What is needed: Beginning with the line that holds "Decode this image" and ending with the last line of the entries below, copy every line exactly and nothing else, with the pictures left out.

Data about app and page elements

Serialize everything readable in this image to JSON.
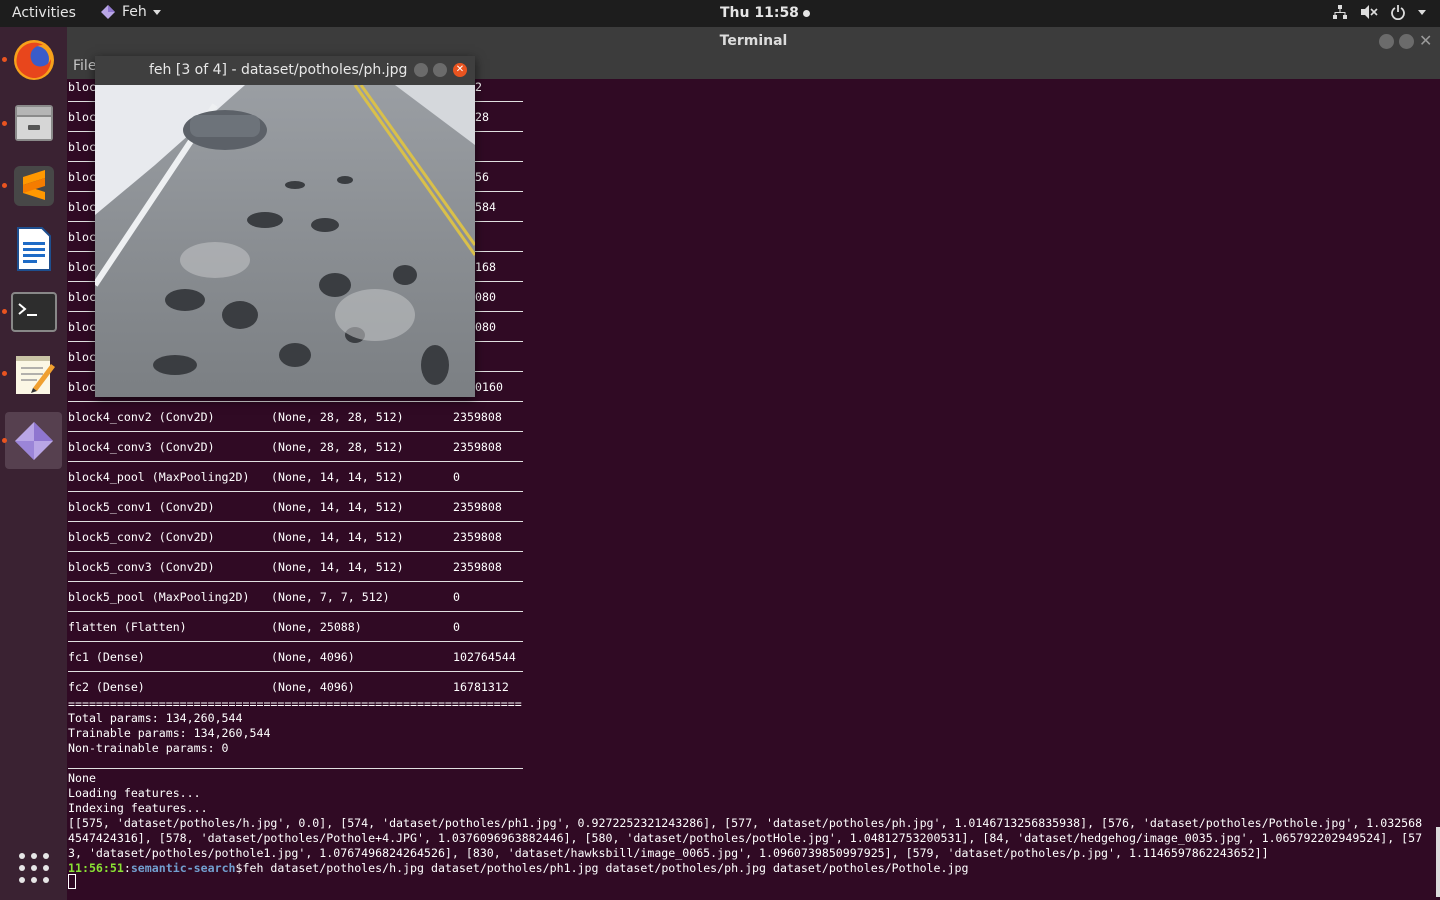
{
  "topbar": {
    "activities": "Activities",
    "app_name": "Feh",
    "clock": "Thu 11:58"
  },
  "terminal": {
    "title": "Terminal",
    "menu_file": "File",
    "hidden_rows": [
      {
        "name": "bloc",
        "params": "2"
      },
      {
        "name": "bloc",
        "params": "28"
      },
      {
        "name": "bloc",
        "params": ""
      },
      {
        "name": "bloc",
        "params": "56"
      },
      {
        "name": "bloc",
        "params": "584"
      },
      {
        "name": "bloc",
        "params": ""
      },
      {
        "name": "bloc",
        "params": "168"
      },
      {
        "name": "bloc",
        "params": "080"
      },
      {
        "name": "bloc",
        "params": "080"
      },
      {
        "name": "bloc",
        "params": ""
      },
      {
        "name": "bloc",
        "params": "0160"
      }
    ],
    "layers": [
      {
        "name": "block4_conv2 (Conv2D)",
        "shape": "(None, 28, 28, 512)",
        "params": "2359808"
      },
      {
        "name": "block4_conv3 (Conv2D)",
        "shape": "(None, 28, 28, 512)",
        "params": "2359808"
      },
      {
        "name": "block4_pool (MaxPooling2D)",
        "shape": "(None, 14, 14, 512)",
        "params": "0"
      },
      {
        "name": "block5_conv1 (Conv2D)",
        "shape": "(None, 14, 14, 512)",
        "params": "2359808"
      },
      {
        "name": "block5_conv2 (Conv2D)",
        "shape": "(None, 14, 14, 512)",
        "params": "2359808"
      },
      {
        "name": "block5_conv3 (Conv2D)",
        "shape": "(None, 14, 14, 512)",
        "params": "2359808"
      },
      {
        "name": "block5_pool (MaxPooling2D)",
        "shape": "(None, 7, 7, 512)",
        "params": "0"
      },
      {
        "name": "flatten (Flatten)",
        "shape": "(None, 25088)",
        "params": "0"
      },
      {
        "name": "fc1 (Dense)",
        "shape": "(None, 4096)",
        "params": "102764544"
      },
      {
        "name": "fc2 (Dense)",
        "shape": "(None, 4096)",
        "params": "16781312"
      }
    ],
    "double_rule": "=================================================================",
    "total_params": "Total params: 134,260,544",
    "trainable_params": "Trainable params: 134,260,544",
    "non_trainable_params": "Non-trainable params: 0",
    "none_line": "None",
    "loading": "Loading features...",
    "indexing": "Indexing features...",
    "result_line1": "[[575, 'dataset/potholes/h.jpg', 0.0], [574, 'dataset/potholes/ph1.jpg', 0.9272252321243286], [577, 'dataset/potholes/ph.jpg', 1.0146713256835938], [576, 'dataset/potholes/Pothole.jpg', 1.032568",
    "result_line2": "4547424316], [578, 'dataset/potholes/Pothole+4.JPG', 1.0376096963882446], [580, 'dataset/potholes/potHole.jpg', 1.04812753200531], [84, 'dataset/hedgehog/image_0035.jpg', 1.065792202949524], [57",
    "result_line3": "3, 'dataset/potholes/pothole1.jpg', 1.0767496824264526], [830, 'dataset/hawksbill/image_0065.jpg', 1.0960739850997925], [579, 'dataset/potholes/p.jpg', 1.1146597862243652]]",
    "prompt_time": "11:56:51",
    "prompt_sep": ":",
    "prompt_dir": "semantic-search",
    "prompt_command": "$feh dataset/potholes/h.jpg dataset/potholes/ph1.jpg dataset/potholes/ph.jpg dataset/potholes/Pothole.jpg"
  },
  "feh": {
    "title": "feh [3 of 4] - dataset/potholes/ph.jpg"
  },
  "dock": {
    "items": [
      "firefox-icon",
      "files-icon",
      "sublime-text-icon",
      "libreoffice-writer-icon",
      "terminal-icon",
      "text-editor-icon",
      "feh-icon"
    ],
    "apps_grid": "show-applications-icon"
  },
  "colors": {
    "terminal_bg": "#300a24",
    "prompt_green": "#8ae234",
    "prompt_blue": "#729fcf",
    "ubuntu_orange": "#e95420",
    "close_red": "#e95420"
  }
}
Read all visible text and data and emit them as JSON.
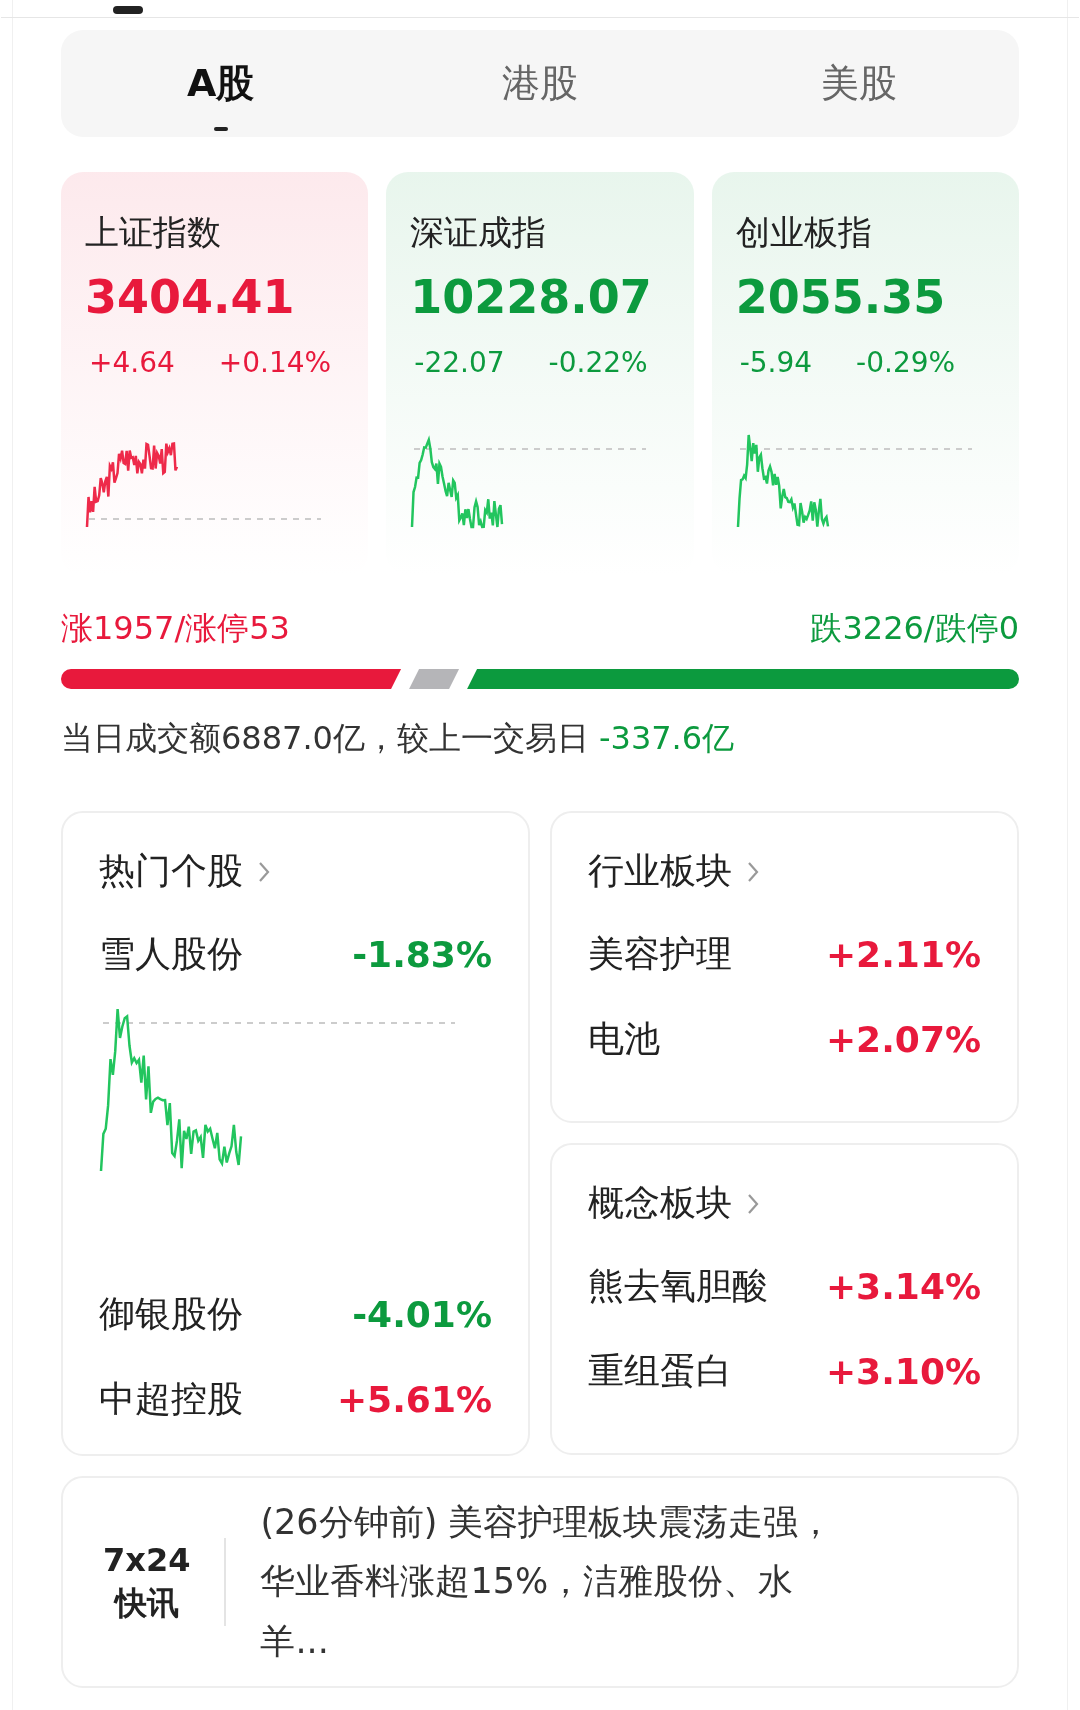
{
  "tabs": [
    {
      "label": "A股",
      "selected": true
    },
    {
      "label": "港股",
      "selected": false
    },
    {
      "label": "美股",
      "selected": false
    }
  ],
  "indices": [
    {
      "name": "上证指数",
      "value": "3404.41",
      "change": "+4.64",
      "percent": "+0.14%",
      "color": "#e8193c"
    },
    {
      "name": "深证成指",
      "value": "10228.07",
      "change": "-22.07",
      "percent": "-0.22%",
      "color": "#0c9a3e"
    },
    {
      "name": "创业板指",
      "value": "2055.35",
      "change": "-5.94",
      "percent": "-0.29%",
      "color": "#0c9a3e"
    }
  ],
  "breadth": {
    "up_text": "涨1957/涨停53",
    "down_text": "跌3226/跌停0"
  },
  "turnover": {
    "text": "当日成交额6887.0亿，较上一交易日",
    "delta": "-337.6亿"
  },
  "hot_stocks": {
    "title": "热门个股",
    "featured": {
      "name": "雪人股份",
      "change": "-1.83%",
      "color": "#0c9a3e"
    },
    "items": [
      {
        "name": "御银股份",
        "change": "-4.01%",
        "color": "#0c9a3e"
      },
      {
        "name": "中超控股",
        "change": "+5.61%",
        "color": "#e8193c"
      }
    ]
  },
  "sectors": [
    {
      "title": "行业板块",
      "items": [
        {
          "name": "美容护理",
          "change": "+2.11%",
          "color": "#e8193c"
        },
        {
          "name": "电池",
          "change": "+2.07%",
          "color": "#e8193c"
        }
      ]
    },
    {
      "title": "概念板块",
      "items": [
        {
          "name": "熊去氧胆酸",
          "change": "+3.14%",
          "color": "#e8193c"
        },
        {
          "name": "重组蛋白",
          "change": "+3.10%",
          "color": "#e8193c"
        }
      ]
    }
  ],
  "news": {
    "badge_top": "7x24",
    "badge_bottom": "快讯",
    "text": "(26分钟前) 美容护理板块震荡走强，华业香料涨超15%，洁雅股份、水羊..."
  }
}
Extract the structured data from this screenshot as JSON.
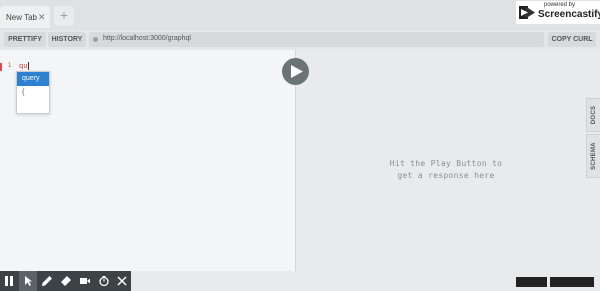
{
  "browser": {
    "tab_label": "New Tab",
    "tab_close": "✕",
    "new_tab": "+"
  },
  "recorder_badge": {
    "small": "powered by",
    "big": "Screencastify"
  },
  "toolbar": {
    "prettify": "PRETTIFY",
    "history": "HISTORY",
    "url": "http://localhost:3000/graphql",
    "copy_curl": "COPY CURL"
  },
  "editor": {
    "line_number": "1",
    "code": "qu",
    "autocomplete": [
      "query",
      "{"
    ]
  },
  "result": {
    "hint_line1": "Hit the Play Button to",
    "hint_line2": "get a response here"
  },
  "side_tabs": {
    "docs": "DOCS",
    "schema": "SCHEMA"
  },
  "colors": {
    "accent": "#2f80d1",
    "play_button": "#6b7377",
    "error_red": "#e04848",
    "recorder_bar": "#3d4247"
  },
  "recorder_controls": [
    "pause-icon",
    "cursor-icon",
    "pen-icon",
    "eraser-icon",
    "camera-icon",
    "timer-icon",
    "close-icon"
  ]
}
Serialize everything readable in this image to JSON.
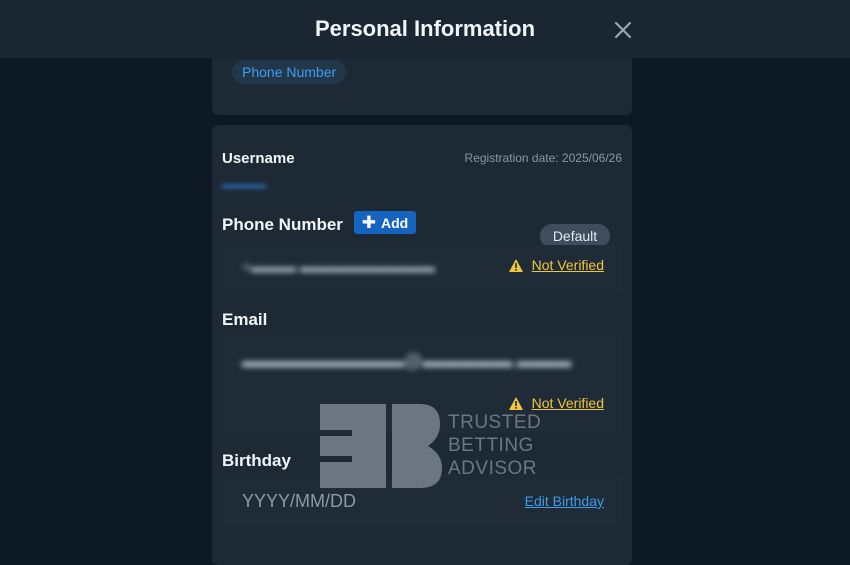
{
  "header": {
    "title": "Personal Information",
    "close_icon": "close-icon"
  },
  "top_card": {
    "chip_label": "Phone Number"
  },
  "account": {
    "username_label": "Username",
    "username_value": "",
    "registration_date": "Registration date: 2025/06/26"
  },
  "phone": {
    "label": "Phone Number",
    "add_button": "Add",
    "default_badge": "Default",
    "value": "",
    "status": "Not Verified",
    "status_icon": "warning-icon"
  },
  "email": {
    "label": "Email",
    "value": "",
    "status": "Not Verified",
    "status_icon": "warning-icon"
  },
  "birthday": {
    "label": "Birthday",
    "placeholder": "YYYY/MM/DD",
    "edit_link": "Edit Birthday"
  },
  "watermark": {
    "line1": "TRUSTED",
    "line2": "BETTING",
    "line3": "ADVISOR"
  },
  "colors": {
    "accent": "#1565c0",
    "link": "#3a9de8",
    "warning": "#f0c63c",
    "background": "#0d1a26"
  }
}
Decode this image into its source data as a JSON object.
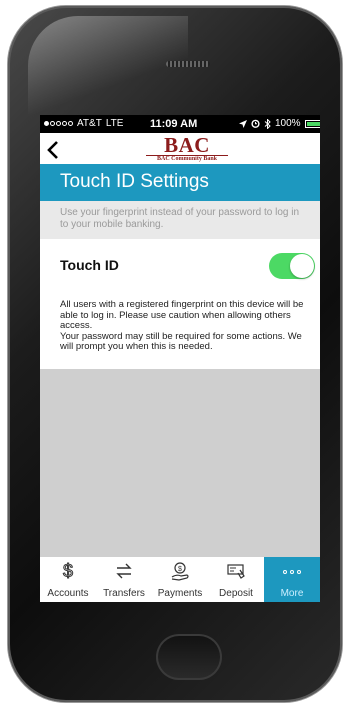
{
  "status_bar": {
    "carrier": "AT&T",
    "network": "LTE",
    "time": "11:09 AM",
    "battery": "100%",
    "battery_level": 1.0
  },
  "navbar": {
    "back_label": "<",
    "logo_text": "BAC",
    "logo_subtitle": "BAC Community Bank"
  },
  "page": {
    "title": "Touch ID Settings",
    "description": "Use your fingerprint instead of your password to log in to your mobile banking."
  },
  "touch_id": {
    "label": "Touch ID",
    "enabled": true
  },
  "info": {
    "line1": "All users with a registered fingerprint on this device will be able to log in. Please use caution when allowing others access.",
    "line2": "Your password may still be required for some actions. We will prompt you when this is needed."
  },
  "tabbar": {
    "items": [
      {
        "label": "Accounts",
        "icon": "dollar-icon"
      },
      {
        "label": "Transfers",
        "icon": "transfer-icon"
      },
      {
        "label": "Payments",
        "icon": "payment-icon"
      },
      {
        "label": "Deposit",
        "icon": "check-deposit-icon"
      },
      {
        "label": "More",
        "icon": "more-dots-icon"
      }
    ],
    "active_index": 4
  },
  "colors": {
    "accent": "#1d98bf",
    "toggle_on": "#4cd964",
    "logo": "#8c1c1c"
  }
}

Completed task:
Decode this image into its source data as a JSON object.
{
  "status_bar": {
    "carrier": "AT&T",
    "network": "LTE",
    "time": "11:09 AM",
    "battery": "100%",
    "battery_level": 1.0
  },
  "navbar": {
    "back_label": "<",
    "logo_text": "BAC",
    "logo_subtitle": "BAC Community Bank"
  },
  "page": {
    "title": "Touch ID Settings",
    "description": "Use your fingerprint instead of your password to log in to your mobile banking."
  },
  "touch_id": {
    "label": "Touch ID",
    "enabled": true
  },
  "info": {
    "line1": "All users with a registered fingerprint on this device will be able to log in. Please use caution when allowing others access.",
    "line2": "Your password may still be required for some actions. We will prompt you when this is needed."
  },
  "tabbar": {
    "items": [
      {
        "label": "Accounts",
        "icon": "dollar-icon"
      },
      {
        "label": "Transfers",
        "icon": "transfer-icon"
      },
      {
        "label": "Payments",
        "icon": "payment-icon"
      },
      {
        "label": "Deposit",
        "icon": "check-deposit-icon"
      },
      {
        "label": "More",
        "icon": "more-dots-icon"
      }
    ],
    "active_index": 4
  },
  "colors": {
    "accent": "#1d98bf",
    "toggle_on": "#4cd964",
    "logo": "#8c1c1c"
  }
}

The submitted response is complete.